Sources that support my argument that Australia was settled, not invaded:
“It is fundamentally to our legal system that the Australian colonies became British possessions by settlement and not by conquest.”
– Gibbs J in Coe v Commonwealth (1979).
“Most legal commentators agree the ‘foundation case’ of the Australian legal system was the UK Privy Council judgement in Cooper v. Stuart (1889), which described the colony of New South Wales as having been ‘peacefully annexed’ by Britain in 1788.” – Windschuttle, K. (2016). The Break-Up of Australia: the real agenda behind Aboriginal recognition. Quadrant Books, page 376.
“The High Court’s decision in Mabo not only preserves the distinction between settled territories on the one hand and conquered or ceded territories on the other, but it also clarifies the law that applies in territories that have been settled in circumstances like Australia.” – Secher, U. (2005). The Mabo Decision – Preserving the Distinction between Settled and Conquered or Ceded Territories
Here are the relevant quotes from the Mabo decision that support my argument:
“International law recognised conquest, cession, and occupation of territory that was terra nullius as three of the effective ways of acquiring sovereignty.”
“As among themselves, the European nations parcelled out the territories newly discovered to the sovereigns of the respective discoverers … provided the discovery was confirmed by occupation and provided the indigenous inhabitants were not organised in a society that was united permanently for political action.”
“The acquisition of territory is chiefly the province of international law; the acquisition of property is chiefly the province of the common law.
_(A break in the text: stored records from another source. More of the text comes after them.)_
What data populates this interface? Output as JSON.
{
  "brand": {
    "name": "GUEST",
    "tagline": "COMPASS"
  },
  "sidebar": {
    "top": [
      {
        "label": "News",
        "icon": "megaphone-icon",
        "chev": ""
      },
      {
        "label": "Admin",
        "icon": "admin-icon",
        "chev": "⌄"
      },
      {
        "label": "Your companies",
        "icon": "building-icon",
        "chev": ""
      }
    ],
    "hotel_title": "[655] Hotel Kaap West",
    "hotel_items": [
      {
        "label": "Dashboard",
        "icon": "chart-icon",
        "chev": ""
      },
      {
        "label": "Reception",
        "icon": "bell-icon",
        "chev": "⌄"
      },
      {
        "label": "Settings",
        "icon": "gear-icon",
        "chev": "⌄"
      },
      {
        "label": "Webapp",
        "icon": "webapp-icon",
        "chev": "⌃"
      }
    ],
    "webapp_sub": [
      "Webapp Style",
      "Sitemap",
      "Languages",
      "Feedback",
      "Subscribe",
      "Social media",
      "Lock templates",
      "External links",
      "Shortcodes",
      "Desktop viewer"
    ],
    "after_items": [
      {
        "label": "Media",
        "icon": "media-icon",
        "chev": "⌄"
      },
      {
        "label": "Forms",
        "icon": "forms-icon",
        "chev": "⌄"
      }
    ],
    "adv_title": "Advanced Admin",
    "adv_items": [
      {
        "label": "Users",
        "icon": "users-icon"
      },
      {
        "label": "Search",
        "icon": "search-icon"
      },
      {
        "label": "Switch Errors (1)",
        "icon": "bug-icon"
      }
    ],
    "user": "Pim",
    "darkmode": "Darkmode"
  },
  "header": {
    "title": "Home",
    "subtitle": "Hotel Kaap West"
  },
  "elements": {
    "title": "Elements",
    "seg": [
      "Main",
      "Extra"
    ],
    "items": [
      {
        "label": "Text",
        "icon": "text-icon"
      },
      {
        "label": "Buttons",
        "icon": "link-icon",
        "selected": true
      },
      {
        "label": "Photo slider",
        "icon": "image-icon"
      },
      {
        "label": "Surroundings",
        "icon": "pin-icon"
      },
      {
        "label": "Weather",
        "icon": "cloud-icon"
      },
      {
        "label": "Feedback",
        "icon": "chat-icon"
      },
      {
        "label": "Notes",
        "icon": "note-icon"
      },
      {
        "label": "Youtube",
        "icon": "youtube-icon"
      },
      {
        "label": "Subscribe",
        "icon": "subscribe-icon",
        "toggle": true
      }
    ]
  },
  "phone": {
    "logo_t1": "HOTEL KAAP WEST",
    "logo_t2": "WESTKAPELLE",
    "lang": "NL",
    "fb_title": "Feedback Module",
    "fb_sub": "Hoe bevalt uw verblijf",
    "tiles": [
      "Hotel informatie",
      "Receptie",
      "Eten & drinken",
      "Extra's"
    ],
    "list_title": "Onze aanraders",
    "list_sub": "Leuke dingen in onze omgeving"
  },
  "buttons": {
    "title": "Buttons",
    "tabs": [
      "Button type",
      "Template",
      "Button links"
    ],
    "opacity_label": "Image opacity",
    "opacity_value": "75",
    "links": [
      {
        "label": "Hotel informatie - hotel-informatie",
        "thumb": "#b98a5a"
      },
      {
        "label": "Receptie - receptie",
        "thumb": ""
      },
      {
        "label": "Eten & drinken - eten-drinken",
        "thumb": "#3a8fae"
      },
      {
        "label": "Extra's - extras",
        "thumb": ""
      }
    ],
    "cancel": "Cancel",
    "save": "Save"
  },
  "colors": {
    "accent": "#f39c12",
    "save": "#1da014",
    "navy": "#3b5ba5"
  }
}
The distinction between the Crown’s title to territory and the Crown’s ownership of land within a territory is made as well by the common law as by international law.”
Response from Kate Galloway, lead author of the FactCheck:
As to whether the law deems Australia to have been settled, not invaded, the sources Sufi has cited above are correct.
However, Sufi’s final paragraph contains the reason that his claim that “native title can only exist if Australia was settled not invaded” is incorrect. As Sufi has cited from the Mabo decision, “the acquisition of property [native title] is chiefly the province of the common law”.
Following this, Sufi does not examine the common law rules about land ownership that would apply if Australia had been deemed conquered. This is the missing link in his original argument, and why the claim is incorrect.
Read the full FactCheck here.